___ RECORDS PROVIDED

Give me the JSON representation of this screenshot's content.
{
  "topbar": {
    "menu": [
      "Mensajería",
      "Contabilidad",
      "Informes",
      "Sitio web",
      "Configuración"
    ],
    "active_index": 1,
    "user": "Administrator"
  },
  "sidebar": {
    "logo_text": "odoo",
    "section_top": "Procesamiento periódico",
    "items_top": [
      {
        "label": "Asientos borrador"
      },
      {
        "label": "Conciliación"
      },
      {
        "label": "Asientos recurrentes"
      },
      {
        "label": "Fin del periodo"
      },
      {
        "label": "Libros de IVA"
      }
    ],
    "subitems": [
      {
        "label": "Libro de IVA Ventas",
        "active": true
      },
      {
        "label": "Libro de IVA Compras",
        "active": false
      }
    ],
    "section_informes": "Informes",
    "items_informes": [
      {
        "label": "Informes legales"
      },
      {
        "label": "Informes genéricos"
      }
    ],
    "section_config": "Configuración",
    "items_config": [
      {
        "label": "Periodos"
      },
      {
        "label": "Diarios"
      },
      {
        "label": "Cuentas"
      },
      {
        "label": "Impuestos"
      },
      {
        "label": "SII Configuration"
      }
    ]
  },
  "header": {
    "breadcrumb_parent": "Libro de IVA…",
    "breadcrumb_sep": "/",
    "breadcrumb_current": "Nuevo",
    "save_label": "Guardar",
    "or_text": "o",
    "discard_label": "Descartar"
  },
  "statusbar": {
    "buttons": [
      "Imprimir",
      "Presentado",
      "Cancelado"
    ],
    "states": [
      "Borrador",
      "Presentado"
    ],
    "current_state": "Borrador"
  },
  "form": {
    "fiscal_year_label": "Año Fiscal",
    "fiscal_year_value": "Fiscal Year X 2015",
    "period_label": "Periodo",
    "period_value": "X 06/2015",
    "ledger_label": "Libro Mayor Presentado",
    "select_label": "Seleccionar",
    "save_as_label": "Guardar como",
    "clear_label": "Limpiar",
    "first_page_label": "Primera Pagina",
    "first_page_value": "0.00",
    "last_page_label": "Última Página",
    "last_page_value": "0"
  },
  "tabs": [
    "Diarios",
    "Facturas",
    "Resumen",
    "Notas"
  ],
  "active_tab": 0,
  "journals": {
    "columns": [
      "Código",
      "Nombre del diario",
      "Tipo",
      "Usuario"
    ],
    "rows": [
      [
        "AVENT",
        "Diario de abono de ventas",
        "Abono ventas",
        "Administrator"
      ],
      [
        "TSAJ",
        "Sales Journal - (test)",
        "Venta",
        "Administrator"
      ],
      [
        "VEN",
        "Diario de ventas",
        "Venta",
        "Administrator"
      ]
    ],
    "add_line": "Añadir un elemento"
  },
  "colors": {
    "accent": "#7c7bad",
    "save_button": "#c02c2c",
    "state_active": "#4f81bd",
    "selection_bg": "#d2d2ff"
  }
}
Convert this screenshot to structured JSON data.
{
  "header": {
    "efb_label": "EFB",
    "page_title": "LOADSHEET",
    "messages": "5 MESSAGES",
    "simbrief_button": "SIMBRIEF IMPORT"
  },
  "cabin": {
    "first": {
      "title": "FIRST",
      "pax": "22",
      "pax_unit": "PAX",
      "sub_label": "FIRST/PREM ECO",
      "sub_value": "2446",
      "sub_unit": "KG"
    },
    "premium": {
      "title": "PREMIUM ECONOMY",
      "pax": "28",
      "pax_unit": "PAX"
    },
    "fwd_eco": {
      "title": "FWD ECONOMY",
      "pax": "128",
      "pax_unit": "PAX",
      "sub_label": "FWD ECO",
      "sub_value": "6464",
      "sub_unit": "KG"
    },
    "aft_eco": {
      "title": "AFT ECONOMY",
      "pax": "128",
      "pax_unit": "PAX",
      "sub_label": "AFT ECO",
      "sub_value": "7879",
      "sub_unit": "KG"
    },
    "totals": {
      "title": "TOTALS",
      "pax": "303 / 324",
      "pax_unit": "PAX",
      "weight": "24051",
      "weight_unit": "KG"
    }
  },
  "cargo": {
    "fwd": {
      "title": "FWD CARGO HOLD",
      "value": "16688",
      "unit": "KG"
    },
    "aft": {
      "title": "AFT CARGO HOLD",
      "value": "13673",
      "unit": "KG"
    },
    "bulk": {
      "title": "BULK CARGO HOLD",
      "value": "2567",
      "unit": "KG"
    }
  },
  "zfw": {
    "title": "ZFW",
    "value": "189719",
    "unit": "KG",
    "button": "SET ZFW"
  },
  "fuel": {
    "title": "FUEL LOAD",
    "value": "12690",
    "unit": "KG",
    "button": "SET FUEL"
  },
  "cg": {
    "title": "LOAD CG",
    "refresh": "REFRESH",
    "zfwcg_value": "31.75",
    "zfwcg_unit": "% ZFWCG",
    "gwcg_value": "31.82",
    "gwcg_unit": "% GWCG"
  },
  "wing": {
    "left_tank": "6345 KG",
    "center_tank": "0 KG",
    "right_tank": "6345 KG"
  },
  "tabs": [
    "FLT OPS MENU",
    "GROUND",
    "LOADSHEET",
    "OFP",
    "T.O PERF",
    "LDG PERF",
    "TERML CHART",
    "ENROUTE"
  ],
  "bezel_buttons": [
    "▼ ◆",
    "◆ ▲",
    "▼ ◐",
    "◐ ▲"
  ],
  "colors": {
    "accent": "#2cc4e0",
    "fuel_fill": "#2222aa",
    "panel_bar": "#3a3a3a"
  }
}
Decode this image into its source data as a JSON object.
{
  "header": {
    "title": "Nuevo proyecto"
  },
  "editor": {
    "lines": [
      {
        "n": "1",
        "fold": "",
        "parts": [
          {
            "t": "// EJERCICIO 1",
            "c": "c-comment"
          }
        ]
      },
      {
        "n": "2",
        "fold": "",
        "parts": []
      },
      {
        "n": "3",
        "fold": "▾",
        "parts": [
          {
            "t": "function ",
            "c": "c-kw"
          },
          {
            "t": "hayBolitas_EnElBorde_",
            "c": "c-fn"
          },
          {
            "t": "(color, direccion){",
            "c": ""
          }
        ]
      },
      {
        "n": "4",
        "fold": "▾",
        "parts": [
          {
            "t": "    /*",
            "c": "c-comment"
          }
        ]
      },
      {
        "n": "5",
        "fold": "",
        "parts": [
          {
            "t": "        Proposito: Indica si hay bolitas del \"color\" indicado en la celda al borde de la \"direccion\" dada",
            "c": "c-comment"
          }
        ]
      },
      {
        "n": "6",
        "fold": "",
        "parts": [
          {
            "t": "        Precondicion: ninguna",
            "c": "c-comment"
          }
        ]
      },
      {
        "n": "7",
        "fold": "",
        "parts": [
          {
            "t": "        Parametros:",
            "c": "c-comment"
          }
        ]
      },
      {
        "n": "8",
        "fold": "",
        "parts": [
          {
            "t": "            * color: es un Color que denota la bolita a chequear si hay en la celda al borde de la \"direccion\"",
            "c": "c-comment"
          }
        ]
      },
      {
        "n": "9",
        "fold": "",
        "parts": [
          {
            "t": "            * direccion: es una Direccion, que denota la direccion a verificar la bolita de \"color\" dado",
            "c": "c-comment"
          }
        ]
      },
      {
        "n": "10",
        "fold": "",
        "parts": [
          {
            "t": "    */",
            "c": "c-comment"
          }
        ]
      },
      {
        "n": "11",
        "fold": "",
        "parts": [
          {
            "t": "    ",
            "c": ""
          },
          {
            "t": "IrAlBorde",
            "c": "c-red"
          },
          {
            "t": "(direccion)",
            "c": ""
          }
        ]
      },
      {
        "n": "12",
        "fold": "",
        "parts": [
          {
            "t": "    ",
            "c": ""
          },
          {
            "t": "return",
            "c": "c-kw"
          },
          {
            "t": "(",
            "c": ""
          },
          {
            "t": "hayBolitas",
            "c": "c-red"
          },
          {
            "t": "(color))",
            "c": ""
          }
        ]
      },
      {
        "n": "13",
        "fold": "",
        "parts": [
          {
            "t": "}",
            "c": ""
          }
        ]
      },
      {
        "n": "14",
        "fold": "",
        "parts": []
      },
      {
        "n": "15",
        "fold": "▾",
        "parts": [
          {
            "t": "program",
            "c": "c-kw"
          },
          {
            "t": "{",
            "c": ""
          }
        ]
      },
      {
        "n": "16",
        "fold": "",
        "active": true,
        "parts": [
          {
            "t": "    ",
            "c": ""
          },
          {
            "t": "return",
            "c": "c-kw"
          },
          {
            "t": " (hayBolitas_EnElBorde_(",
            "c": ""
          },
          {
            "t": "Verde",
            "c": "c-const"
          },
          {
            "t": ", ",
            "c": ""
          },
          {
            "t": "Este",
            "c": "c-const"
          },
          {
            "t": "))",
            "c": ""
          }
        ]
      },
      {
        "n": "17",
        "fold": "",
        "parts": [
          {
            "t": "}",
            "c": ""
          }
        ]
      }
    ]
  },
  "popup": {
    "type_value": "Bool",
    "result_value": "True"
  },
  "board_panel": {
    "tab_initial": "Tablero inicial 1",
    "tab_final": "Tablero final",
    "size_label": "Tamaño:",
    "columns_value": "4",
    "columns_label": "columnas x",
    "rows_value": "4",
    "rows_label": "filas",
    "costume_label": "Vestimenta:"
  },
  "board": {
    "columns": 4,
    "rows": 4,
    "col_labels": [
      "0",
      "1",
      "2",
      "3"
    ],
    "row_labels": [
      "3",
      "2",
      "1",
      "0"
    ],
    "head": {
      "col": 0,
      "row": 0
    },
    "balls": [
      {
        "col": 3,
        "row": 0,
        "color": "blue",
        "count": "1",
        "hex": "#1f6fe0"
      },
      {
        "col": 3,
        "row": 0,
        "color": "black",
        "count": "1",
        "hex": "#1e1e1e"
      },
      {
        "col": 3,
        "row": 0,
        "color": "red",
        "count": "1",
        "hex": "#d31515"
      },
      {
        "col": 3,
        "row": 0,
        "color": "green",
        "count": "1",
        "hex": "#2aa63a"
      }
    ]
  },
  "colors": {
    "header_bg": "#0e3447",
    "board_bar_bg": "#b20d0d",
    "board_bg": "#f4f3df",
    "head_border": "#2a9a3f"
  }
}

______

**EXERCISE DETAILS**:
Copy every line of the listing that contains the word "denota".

**REPLY TO THE TASK**:
            "t": "            * color: es un Color que denota la bolita a chequear si hay en la celda al borde de la \"direccion\"",
            "t": "            * direccion: es una Direccion, que denota la direccion a verificar la bolita de \"color\" dado",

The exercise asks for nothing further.